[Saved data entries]
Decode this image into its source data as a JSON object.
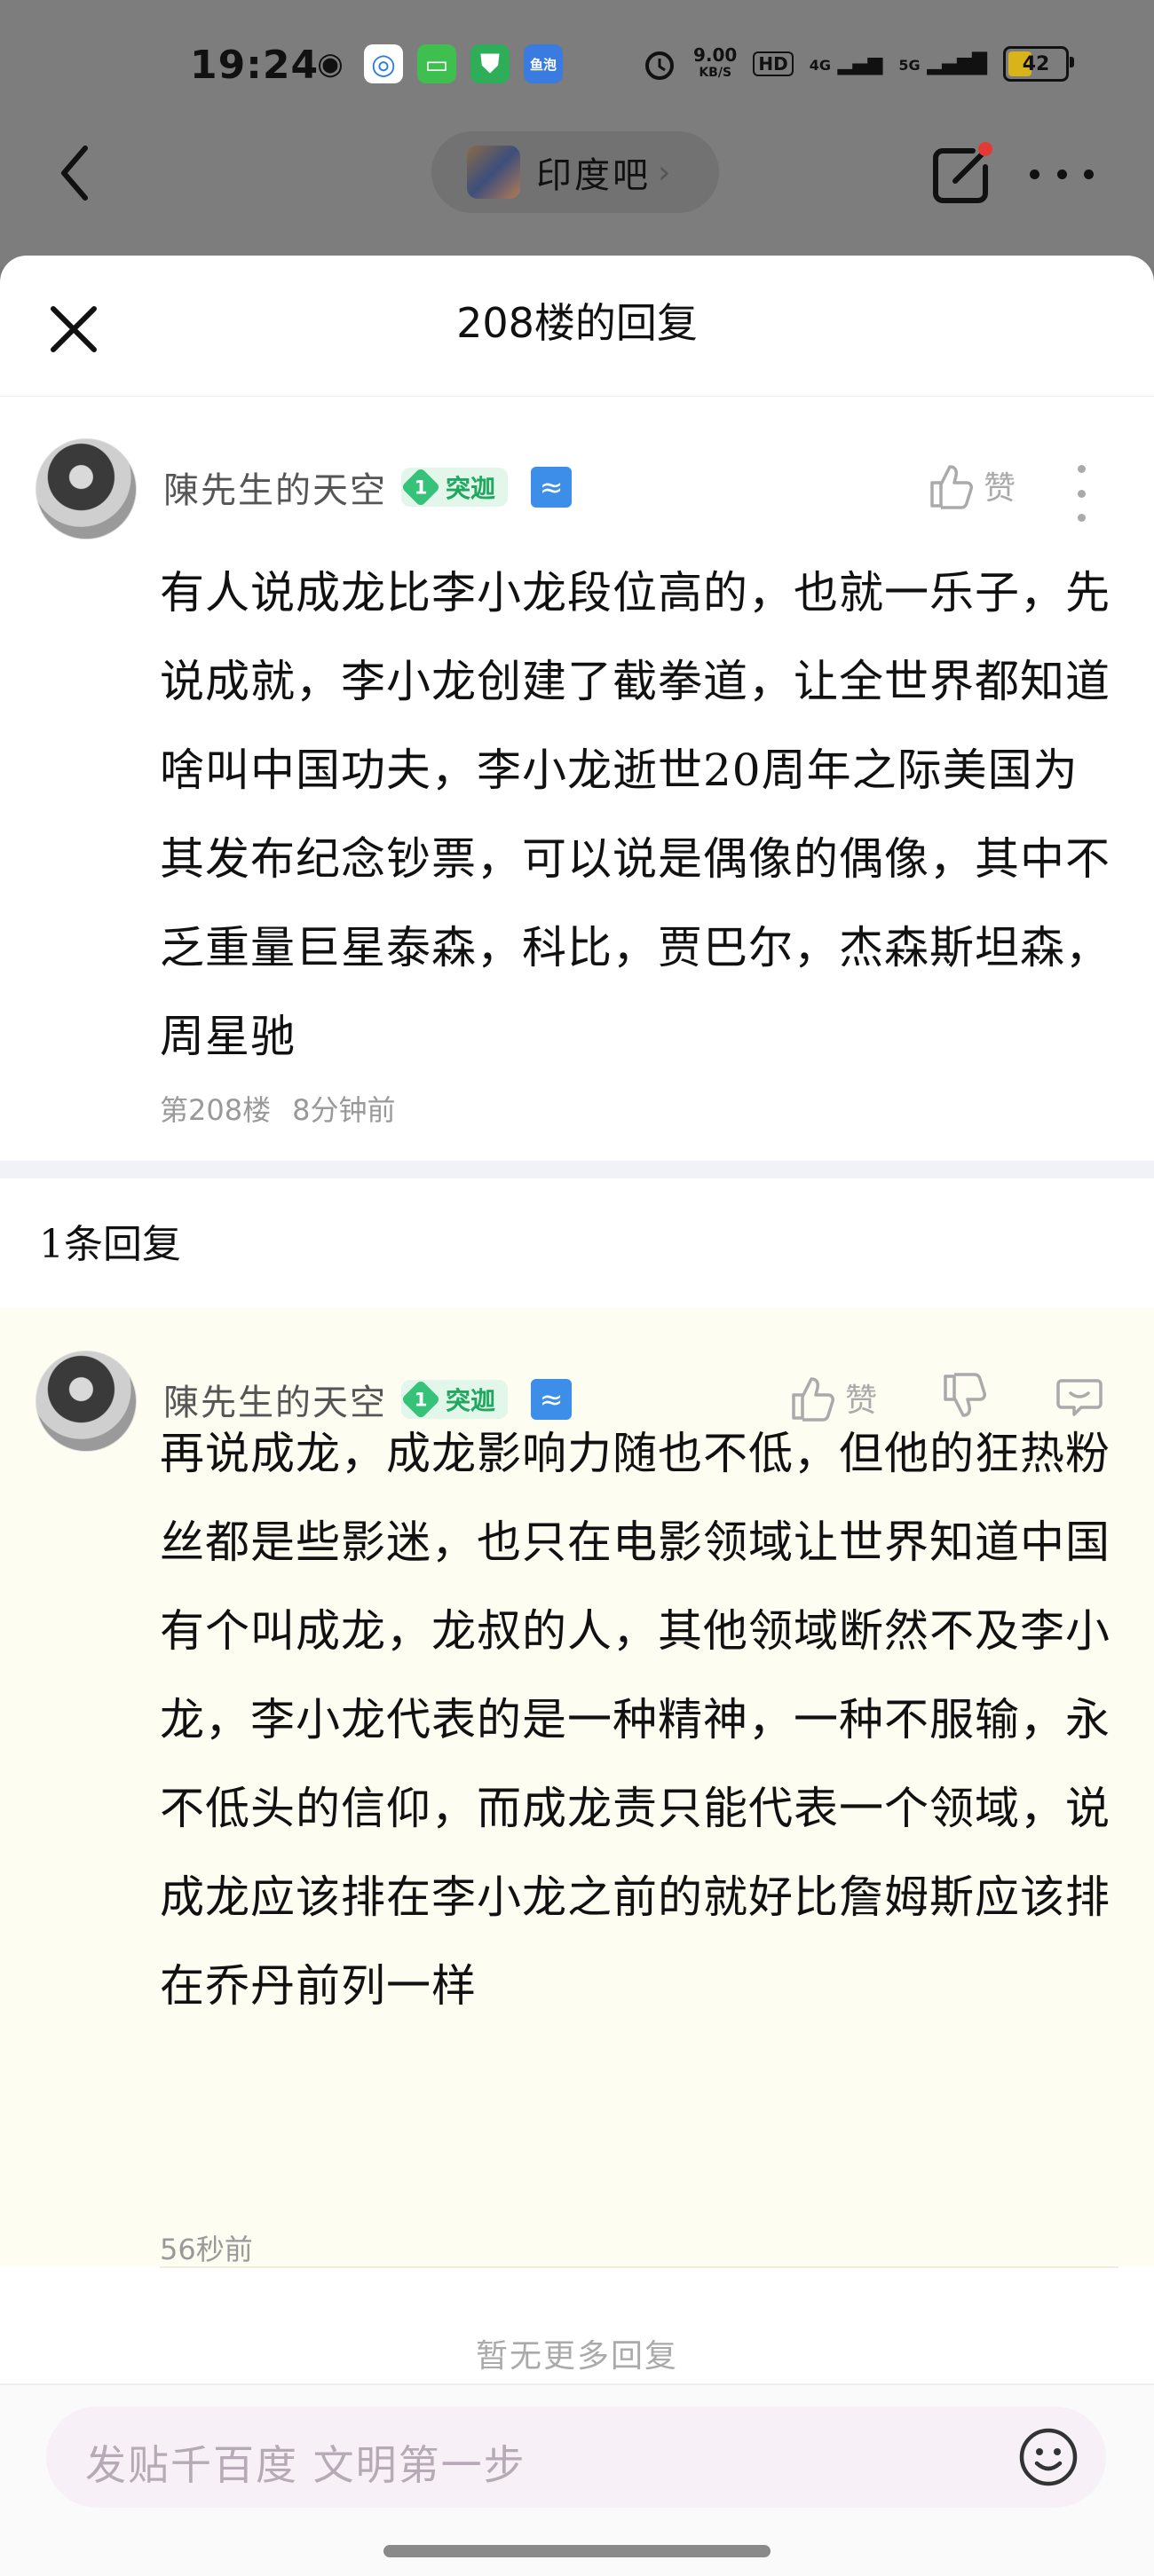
{
  "status_bar": {
    "time": "19:24",
    "app_icons": [
      {
        "name": "wechat",
        "color": "#222222",
        "label": "◉"
      },
      {
        "name": "browser",
        "color": "#ffffff",
        "label": "◎"
      },
      {
        "name": "messages",
        "color": "#3fbf4f",
        "label": "▭"
      },
      {
        "name": "security",
        "color": "#2fae5a",
        "label": "⛊"
      },
      {
        "name": "yupao",
        "color": "#3a7be0",
        "label": "鱼泡"
      }
    ],
    "net_speed_value": "9.00",
    "net_speed_unit": "KB/S",
    "hd_label": "HD",
    "signal_1": "4G",
    "signal_2": "5G",
    "battery_level": "42",
    "battery_color": "#d8b41a"
  },
  "nav": {
    "forum_name": "印度吧",
    "forum_chevron": "›"
  },
  "sheet": {
    "title": "208楼的回复"
  },
  "post": {
    "username": "陳先生的天空",
    "level": "1",
    "level_name": "突迦",
    "zodiac_symbol": "≈",
    "like_label": "赞",
    "text": "有人说成龙比李小龙段位高的，也就一乐子，先说成就，李小龙创建了截拳道，让全世界都知道啥叫中国功夫，李小龙逝世20周年之际美国为其发布纪念钞票，可以说是偶像的偶像，其中不乏重量巨星泰森，科比，贾巴尔，杰森斯坦森，周星驰",
    "floor": "第208楼",
    "time": "8分钟前"
  },
  "reply_count_label": "1条回复",
  "reply": {
    "username": "陳先生的天空",
    "level": "1",
    "level_name": "突迦",
    "zodiac_symbol": "≈",
    "like_label": "赞",
    "text": "再说成龙，成龙影响力随也不低，但他的狂热粉丝都是些影迷，也只在电影领域让世界知道中国有个叫成龙，龙叔的人，其他领域断然不及李小龙，李小龙代表的是一种精神，一种不服输，永不低头的信仰，而成龙责只能代表一个领域，说成龙应该排在李小龙之前的就好比詹姆斯应该排在乔丹前列一样",
    "time": "56秒前"
  },
  "no_more_label": "暂无更多回复",
  "input": {
    "placeholder": "发贴千百度 文明第一步"
  },
  "colors": {
    "reply_bg": "#fdfdf1",
    "level_green": "#37c27a",
    "zodiac_blue": "#3d8ee8",
    "notification_red": "#e53935"
  }
}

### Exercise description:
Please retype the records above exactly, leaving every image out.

### Answer to this exercise:
Decode this image into its source data as a JSON object.
{
  "status_bar": {
    "time": "19:24",
    "app_icons": [
      {
        "name": "wechat",
        "color": "#222222",
        "label": "◉"
      },
      {
        "name": "browser",
        "color": "#ffffff",
        "label": "◎"
      },
      {
        "name": "messages",
        "color": "#3fbf4f",
        "label": "▭"
      },
      {
        "name": "security",
        "color": "#2fae5a",
        "label": "⛊"
      },
      {
        "name": "yupao",
        "color": "#3a7be0",
        "label": "鱼泡"
      }
    ],
    "net_speed_value": "9.00",
    "net_speed_unit": "KB/S",
    "hd_label": "HD",
    "signal_1": "4G",
    "signal_2": "5G",
    "battery_level": "42",
    "battery_color": "#d8b41a"
  },
  "nav": {
    "forum_name": "印度吧",
    "forum_chevron": "›"
  },
  "sheet": {
    "title": "208楼的回复"
  },
  "post": {
    "username": "陳先生的天空",
    "level": "1",
    "level_name": "突迦",
    "zodiac_symbol": "≈",
    "like_label": "赞",
    "text": "有人说成龙比李小龙段位高的，也就一乐子，先说成就，李小龙创建了截拳道，让全世界都知道啥叫中国功夫，李小龙逝世20周年之际美国为其发布纪念钞票，可以说是偶像的偶像，其中不乏重量巨星泰森，科比，贾巴尔，杰森斯坦森，周星驰",
    "floor": "第208楼",
    "time": "8分钟前"
  },
  "reply_count_label": "1条回复",
  "reply": {
    "username": "陳先生的天空",
    "level": "1",
    "level_name": "突迦",
    "zodiac_symbol": "≈",
    "like_label": "赞",
    "text": "再说成龙，成龙影响力随也不低，但他的狂热粉丝都是些影迷，也只在电影领域让世界知道中国有个叫成龙，龙叔的人，其他领域断然不及李小龙，李小龙代表的是一种精神，一种不服输，永不低头的信仰，而成龙责只能代表一个领域，说成龙应该排在李小龙之前的就好比詹姆斯应该排在乔丹前列一样",
    "time": "56秒前"
  },
  "no_more_label": "暂无更多回复",
  "input": {
    "placeholder": "发贴千百度 文明第一步"
  },
  "colors": {
    "reply_bg": "#fdfdf1",
    "level_green": "#37c27a",
    "zodiac_blue": "#3d8ee8",
    "notification_red": "#e53935"
  }
}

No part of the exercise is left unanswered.